Testing Isn't Dead, but Agile Has Changed It for Good
The adoption of agile—which has taken place within both small teams and massive organizations—has changed the tester’s role. We can try to deny it all we like, but the more collaborative and iterative nature of agile development has made it more difficult to hold on to a classic testing position.
However, that doesn’t mean it’s time for testers to pack up their things and sulk out the door. The “testing is dead” narrative doesn’t tell the whole story, and according to Karen Greaves, an agile coach and trainer at Growing Agile, it’s much more about changing the way we think about testing rather than taking it out of the process.

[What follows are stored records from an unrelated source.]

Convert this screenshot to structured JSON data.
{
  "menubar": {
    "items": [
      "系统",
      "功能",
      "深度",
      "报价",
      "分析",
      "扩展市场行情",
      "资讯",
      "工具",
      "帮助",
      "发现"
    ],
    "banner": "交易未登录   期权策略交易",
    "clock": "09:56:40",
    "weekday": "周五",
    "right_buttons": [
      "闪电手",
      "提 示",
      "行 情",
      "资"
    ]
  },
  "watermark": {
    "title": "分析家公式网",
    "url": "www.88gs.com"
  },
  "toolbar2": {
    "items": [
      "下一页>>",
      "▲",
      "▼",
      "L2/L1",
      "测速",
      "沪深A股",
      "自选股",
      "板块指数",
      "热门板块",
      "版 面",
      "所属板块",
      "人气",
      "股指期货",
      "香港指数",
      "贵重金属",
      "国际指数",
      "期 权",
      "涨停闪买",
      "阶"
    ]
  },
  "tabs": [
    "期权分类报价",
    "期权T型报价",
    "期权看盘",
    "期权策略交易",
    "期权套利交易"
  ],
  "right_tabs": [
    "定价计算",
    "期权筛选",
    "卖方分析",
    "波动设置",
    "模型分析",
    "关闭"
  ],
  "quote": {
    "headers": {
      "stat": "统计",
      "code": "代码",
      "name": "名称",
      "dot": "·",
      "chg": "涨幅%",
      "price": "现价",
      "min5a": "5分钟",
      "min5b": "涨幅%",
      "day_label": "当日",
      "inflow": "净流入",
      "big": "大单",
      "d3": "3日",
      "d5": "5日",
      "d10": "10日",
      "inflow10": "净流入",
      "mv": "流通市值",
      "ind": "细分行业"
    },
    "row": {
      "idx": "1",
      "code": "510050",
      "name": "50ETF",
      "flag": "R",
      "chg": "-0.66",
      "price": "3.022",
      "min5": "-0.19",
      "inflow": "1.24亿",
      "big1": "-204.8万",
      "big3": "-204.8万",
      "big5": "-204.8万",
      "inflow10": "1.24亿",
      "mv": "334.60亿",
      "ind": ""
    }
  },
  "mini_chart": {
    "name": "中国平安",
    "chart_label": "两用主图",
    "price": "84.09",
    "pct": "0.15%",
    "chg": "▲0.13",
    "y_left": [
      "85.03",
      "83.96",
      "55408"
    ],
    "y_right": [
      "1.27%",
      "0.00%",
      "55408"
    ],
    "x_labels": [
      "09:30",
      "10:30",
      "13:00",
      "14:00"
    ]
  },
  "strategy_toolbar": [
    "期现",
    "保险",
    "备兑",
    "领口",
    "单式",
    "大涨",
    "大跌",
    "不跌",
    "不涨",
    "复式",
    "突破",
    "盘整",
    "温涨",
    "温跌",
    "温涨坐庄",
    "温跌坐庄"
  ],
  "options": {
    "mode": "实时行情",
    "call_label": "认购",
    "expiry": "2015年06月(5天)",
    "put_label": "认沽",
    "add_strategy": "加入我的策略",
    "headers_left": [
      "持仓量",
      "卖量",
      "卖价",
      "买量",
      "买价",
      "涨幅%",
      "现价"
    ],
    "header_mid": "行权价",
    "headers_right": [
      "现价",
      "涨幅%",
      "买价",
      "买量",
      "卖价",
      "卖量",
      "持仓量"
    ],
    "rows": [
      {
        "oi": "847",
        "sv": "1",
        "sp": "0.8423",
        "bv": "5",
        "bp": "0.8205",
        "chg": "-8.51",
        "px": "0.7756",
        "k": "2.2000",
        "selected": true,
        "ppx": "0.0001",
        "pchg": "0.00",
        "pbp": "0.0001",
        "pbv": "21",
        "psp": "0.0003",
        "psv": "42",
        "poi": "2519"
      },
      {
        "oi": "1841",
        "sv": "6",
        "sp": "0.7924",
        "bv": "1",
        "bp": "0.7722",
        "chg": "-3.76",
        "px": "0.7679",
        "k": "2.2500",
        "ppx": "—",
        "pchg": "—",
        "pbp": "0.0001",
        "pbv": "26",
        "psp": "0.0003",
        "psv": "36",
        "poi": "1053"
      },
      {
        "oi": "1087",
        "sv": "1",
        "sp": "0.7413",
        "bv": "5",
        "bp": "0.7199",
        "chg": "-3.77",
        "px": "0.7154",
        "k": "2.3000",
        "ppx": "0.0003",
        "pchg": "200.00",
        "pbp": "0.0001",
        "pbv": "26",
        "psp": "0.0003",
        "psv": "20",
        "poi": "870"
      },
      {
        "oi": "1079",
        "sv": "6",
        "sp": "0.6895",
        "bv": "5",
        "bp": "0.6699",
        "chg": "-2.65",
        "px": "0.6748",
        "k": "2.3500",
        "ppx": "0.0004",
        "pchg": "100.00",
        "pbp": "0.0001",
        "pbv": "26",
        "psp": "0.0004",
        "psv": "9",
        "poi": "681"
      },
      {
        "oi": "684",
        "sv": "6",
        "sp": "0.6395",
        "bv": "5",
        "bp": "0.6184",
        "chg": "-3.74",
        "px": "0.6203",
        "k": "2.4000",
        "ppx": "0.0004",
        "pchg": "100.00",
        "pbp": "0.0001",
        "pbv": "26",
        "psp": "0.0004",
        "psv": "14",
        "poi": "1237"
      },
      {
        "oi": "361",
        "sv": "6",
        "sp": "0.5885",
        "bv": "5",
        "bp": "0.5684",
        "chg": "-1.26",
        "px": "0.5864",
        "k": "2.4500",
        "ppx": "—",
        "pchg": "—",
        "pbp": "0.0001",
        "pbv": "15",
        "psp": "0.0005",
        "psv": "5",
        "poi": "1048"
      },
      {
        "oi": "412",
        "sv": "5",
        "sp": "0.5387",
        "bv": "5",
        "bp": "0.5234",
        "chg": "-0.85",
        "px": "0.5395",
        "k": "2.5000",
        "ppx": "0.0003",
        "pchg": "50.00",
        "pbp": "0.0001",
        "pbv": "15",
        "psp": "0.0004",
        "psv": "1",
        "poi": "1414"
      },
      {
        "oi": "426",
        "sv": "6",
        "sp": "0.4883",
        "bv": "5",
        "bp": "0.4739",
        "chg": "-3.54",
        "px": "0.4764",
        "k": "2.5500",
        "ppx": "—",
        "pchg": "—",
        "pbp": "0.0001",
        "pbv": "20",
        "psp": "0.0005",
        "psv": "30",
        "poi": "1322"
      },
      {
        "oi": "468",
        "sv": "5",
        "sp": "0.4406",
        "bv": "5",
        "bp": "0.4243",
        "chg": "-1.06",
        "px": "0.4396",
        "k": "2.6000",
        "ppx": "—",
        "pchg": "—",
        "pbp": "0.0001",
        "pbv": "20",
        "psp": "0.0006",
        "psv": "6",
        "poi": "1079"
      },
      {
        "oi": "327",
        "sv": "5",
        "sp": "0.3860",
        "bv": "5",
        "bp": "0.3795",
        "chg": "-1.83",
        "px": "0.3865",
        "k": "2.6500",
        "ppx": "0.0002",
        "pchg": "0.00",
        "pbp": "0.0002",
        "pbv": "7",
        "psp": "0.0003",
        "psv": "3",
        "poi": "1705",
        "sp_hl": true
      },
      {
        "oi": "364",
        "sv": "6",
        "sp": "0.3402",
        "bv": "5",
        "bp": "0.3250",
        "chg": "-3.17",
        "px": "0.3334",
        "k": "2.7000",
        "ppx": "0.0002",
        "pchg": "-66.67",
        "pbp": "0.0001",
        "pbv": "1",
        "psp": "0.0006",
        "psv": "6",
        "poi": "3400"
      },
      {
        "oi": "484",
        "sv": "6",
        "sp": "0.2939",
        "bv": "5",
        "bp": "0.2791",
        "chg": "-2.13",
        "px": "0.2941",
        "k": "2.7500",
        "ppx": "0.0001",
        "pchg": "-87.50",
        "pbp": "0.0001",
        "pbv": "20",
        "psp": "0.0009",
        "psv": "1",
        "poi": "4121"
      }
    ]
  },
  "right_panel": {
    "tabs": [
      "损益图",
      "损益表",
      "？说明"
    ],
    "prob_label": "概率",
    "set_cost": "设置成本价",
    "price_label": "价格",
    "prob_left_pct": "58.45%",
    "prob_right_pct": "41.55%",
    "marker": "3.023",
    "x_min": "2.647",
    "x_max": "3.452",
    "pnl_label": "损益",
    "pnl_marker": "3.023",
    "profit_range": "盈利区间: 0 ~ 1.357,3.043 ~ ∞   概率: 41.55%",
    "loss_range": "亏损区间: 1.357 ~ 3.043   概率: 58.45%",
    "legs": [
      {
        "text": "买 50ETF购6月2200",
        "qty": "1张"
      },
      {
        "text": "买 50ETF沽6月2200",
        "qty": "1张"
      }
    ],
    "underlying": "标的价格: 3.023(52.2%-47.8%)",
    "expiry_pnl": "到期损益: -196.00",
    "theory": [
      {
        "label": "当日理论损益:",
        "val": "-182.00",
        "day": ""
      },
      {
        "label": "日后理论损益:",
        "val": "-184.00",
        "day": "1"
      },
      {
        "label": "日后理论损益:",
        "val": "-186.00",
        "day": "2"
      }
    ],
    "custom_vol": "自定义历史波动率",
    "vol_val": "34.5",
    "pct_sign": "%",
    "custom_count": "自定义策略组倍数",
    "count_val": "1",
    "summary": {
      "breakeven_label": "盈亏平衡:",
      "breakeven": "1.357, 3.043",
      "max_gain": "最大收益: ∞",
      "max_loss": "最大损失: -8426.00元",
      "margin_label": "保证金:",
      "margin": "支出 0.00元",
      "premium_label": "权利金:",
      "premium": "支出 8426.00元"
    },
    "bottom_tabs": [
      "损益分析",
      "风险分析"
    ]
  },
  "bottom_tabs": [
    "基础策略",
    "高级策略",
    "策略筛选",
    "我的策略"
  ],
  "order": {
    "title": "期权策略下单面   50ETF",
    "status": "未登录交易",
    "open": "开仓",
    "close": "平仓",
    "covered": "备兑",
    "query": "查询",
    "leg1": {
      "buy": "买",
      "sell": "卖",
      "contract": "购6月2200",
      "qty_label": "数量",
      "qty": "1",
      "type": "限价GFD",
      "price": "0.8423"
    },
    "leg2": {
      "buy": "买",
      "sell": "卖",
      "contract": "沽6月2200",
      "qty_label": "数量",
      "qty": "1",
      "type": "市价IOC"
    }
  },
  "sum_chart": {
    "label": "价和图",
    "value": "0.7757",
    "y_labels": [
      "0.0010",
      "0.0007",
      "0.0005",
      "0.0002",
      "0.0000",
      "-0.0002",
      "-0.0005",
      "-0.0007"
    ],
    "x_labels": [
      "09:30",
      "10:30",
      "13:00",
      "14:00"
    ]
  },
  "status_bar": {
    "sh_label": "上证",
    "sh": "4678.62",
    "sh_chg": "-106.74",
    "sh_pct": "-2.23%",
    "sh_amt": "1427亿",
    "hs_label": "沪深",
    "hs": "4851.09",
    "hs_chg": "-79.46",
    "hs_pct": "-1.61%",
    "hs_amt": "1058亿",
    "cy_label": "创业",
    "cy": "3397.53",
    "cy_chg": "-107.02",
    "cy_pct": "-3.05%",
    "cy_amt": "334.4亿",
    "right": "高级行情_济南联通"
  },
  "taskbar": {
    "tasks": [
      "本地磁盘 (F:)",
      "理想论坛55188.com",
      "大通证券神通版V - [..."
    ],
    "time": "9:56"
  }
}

“... [W]e see teams that have adopted agile and haven’t changed the way they test. There is no way that traditional testing approaches can keep pace with teams that are delivering new functionality every week or two,” Greaves explained to InfoQ. “Unfortunately, at first, it often takes its toll on testers who end up working overtime at the end of the sprint to try to catch up.”
Sam Laing, who will be delivering a keynote with Greaves at Agile Testing Days 2015, added that the role of the tester has grown from simply doing all the testing to educating the rest of the team on how to effectively and efficiently test software.
Testing can’t become an afterthought, even with agile and continuous delivery pushing organizations to release new versions of applications sometimes daily. If testers bury their heads in the sand and ignore everything that’s happening within the industry, they won’t be able to evolve quickly enough to stay relevant.
If testers can’t remain relevant and refuse to adapt and evolve, we’ll continue to see poor-performing, buggy, incomplete software that didn’t get the proper attention on real devices. If an organization wants to establish and maintain a user base, that can’t happen.
Instead of pushing testers away as we try to develop software as quickly as possible, it’s critical to increase the value of testing in agile. The tester needs to be flexible, with the testing team integrating itself deeply into the agile process. This will allow agile testers to evolve beyond simply finding faults to instead join forces with the agile team to achieve quality along each step of the process.
Testing isn’t going to die if we give it room to grow. As long as testers are willing to accept change, the profession has a bright future, and TechWell’s Michael Sowers puts the onus on the industry to determine its own future.
“What is the future of our testing profession? We own it and we have the ability to influence it, and we can allow it to see its demise or see it continue to thrive.”